4. Teach the children the importance of family history and temple work by drawing a pedigree chart on the board with spaces to fill in three generations (child, parents, and grandparents). Prepare signs with different family traits or characteristics (mother’s smile, father’s musical talent, etc.).
Sing “Families Can Be Together Forever” (p. 188). Read Abr. 1:31. Invite a child to write his name on the “child” line. Give him a sign and comment how his trait is like his “mother” or “father.” Sing “I Am a Child of God” (pp. 2–3). Invite two more children to represent a father and mother, and write their first names on the father and mother line. Give them a sign, then comment on how their traits are similar to one or both of their “parents.” Sing “A Happy Family” (p. 198). Invite four more children to represent two sets of grandparents and ask them to write their first names on the grandparents’ lines. Comment on how their traits are similar to those of one of their family members, and give each a sign. Have all seven family members turn their backs to the Primary. As you sing “Family History—I Am Doing It” (p. 94), tap a family member on the shoulder, which is their cue to turn around. When they are facing the Primary, have those children who have a family characteristic or trait like their sign join in singing. Remind the children that through temple ordinances our families can be together forever. Invite them to ask their parents about their family history.
5. To teach the song “Families Can Be Together Forever” (p. 188), see “Sharing Time: Together Forever,” idea 5, Friend, Feb. 2002, 31.
To review songs for this year’s children’s sacrament meeting presentation, make several large keys (at least one for each song to be reviewed). Write the names of the songs to be reviewed on the keys.

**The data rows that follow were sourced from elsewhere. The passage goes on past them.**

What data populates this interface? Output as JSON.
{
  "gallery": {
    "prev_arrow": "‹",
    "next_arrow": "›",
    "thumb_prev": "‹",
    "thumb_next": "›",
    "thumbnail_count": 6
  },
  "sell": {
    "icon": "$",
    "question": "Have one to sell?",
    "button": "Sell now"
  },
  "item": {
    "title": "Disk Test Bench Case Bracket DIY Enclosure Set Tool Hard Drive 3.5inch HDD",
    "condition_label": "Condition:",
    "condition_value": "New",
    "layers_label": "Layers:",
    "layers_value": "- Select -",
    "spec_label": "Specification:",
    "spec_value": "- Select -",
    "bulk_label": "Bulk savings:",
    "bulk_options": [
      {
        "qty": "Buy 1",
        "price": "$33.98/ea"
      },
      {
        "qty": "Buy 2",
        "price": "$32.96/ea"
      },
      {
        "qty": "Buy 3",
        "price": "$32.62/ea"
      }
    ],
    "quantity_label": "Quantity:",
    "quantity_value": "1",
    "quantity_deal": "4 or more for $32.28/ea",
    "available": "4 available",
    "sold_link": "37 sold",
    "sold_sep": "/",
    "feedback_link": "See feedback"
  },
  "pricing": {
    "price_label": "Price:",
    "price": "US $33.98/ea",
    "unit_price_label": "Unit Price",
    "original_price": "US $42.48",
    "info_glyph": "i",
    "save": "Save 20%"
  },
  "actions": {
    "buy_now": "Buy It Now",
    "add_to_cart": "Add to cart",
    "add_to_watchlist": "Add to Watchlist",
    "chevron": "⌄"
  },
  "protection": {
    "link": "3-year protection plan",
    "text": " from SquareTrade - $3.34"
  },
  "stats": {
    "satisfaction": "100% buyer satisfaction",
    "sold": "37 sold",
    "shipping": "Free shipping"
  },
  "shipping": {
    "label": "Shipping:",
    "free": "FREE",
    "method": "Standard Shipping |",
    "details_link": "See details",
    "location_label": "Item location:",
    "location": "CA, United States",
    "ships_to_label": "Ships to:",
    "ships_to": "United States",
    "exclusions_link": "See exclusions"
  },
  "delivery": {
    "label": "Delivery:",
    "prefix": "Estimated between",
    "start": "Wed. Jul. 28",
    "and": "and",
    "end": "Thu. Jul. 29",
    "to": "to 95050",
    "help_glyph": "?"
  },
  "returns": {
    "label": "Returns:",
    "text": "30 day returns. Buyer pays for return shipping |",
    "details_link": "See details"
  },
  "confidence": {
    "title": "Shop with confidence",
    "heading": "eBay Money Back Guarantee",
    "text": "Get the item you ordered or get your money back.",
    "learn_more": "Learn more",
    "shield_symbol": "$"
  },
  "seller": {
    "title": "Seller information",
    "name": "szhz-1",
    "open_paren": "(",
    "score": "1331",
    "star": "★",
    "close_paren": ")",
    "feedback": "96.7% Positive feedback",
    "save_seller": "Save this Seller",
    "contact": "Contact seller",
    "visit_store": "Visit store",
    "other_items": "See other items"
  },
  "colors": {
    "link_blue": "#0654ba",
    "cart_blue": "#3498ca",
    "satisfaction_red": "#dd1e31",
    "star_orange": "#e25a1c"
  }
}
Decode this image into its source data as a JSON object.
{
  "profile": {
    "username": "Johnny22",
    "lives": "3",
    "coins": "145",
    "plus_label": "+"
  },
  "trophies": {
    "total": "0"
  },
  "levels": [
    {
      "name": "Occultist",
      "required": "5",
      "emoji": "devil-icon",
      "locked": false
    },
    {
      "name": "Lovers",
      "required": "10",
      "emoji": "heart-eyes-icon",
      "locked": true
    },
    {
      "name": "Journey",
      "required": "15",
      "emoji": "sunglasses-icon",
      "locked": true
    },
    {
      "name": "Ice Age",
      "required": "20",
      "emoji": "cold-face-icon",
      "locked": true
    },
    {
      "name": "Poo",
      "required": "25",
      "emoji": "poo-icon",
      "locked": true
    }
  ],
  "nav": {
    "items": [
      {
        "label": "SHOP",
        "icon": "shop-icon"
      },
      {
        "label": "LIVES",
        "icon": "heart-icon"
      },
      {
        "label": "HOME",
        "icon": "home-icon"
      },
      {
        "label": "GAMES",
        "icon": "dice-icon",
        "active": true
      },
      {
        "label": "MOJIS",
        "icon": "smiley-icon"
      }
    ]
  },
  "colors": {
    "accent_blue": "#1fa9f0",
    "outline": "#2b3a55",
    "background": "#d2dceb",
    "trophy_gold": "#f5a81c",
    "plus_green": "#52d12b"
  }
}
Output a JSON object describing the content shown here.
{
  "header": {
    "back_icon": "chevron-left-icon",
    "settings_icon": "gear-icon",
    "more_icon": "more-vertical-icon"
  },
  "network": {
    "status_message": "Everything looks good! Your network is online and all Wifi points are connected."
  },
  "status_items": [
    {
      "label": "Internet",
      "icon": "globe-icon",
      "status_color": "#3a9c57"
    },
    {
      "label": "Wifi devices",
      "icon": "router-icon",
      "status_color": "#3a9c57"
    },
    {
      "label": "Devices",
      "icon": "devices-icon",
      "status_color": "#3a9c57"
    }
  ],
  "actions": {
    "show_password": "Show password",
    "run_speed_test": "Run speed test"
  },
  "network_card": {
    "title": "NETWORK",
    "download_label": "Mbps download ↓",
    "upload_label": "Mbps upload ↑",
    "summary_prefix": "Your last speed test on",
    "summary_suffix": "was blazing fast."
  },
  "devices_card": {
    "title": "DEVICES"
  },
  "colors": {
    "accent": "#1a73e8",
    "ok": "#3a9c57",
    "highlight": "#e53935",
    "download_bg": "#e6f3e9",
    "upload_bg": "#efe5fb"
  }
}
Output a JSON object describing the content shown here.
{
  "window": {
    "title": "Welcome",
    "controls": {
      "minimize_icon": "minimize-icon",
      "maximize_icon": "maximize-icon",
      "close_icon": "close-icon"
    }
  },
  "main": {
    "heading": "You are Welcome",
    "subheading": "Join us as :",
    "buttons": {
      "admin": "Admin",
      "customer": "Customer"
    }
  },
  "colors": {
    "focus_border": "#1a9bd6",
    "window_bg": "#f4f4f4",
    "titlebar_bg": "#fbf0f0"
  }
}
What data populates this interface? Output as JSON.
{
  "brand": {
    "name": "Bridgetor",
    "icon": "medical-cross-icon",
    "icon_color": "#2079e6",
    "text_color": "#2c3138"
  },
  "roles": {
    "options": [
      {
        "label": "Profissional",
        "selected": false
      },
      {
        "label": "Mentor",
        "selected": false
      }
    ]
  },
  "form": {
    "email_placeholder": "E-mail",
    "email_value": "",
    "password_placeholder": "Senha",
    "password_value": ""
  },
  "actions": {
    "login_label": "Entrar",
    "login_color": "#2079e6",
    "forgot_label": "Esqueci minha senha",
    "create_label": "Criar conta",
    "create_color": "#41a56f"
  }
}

Invite a child to choose a key and ask him to wait outside the Primary room. Have the Primary help you choose a keyword from the song chosen. This will be the word they will not sing in the song. Write the word on the blank side of the key. Invite the child to come back in. Hold the keyword above the child’s head as a reminder to the others of which word not to sing. As the Primary sings, ask the child to listen for the keyword that is missing. Let the child guess which word is missing. Review the gospel principle in the song. Repeat for the other songs to be reviewed.
6. Friend references: “Thankful for Temple Blessings,” Nov. 2002, 44–45; “Stewart, a Commandment-Keeper, Too,” Jan. 2002, 4–6; “Plain Words About Baptism,” Jan. 2000, 39; “Worthy of the Temple,” Sept. 2002, 42–43; “Guided by the Holy Ghost,” Oct. 2001, 8; “A Covenant People,” Jan. 2000, IFC; “Family History ABCs,” Feb. 2002, 24–25; “The Heart of the Children,” Aug. 2002, 36–38; “To Save Our Ancestors,” Aug. 2002, 7.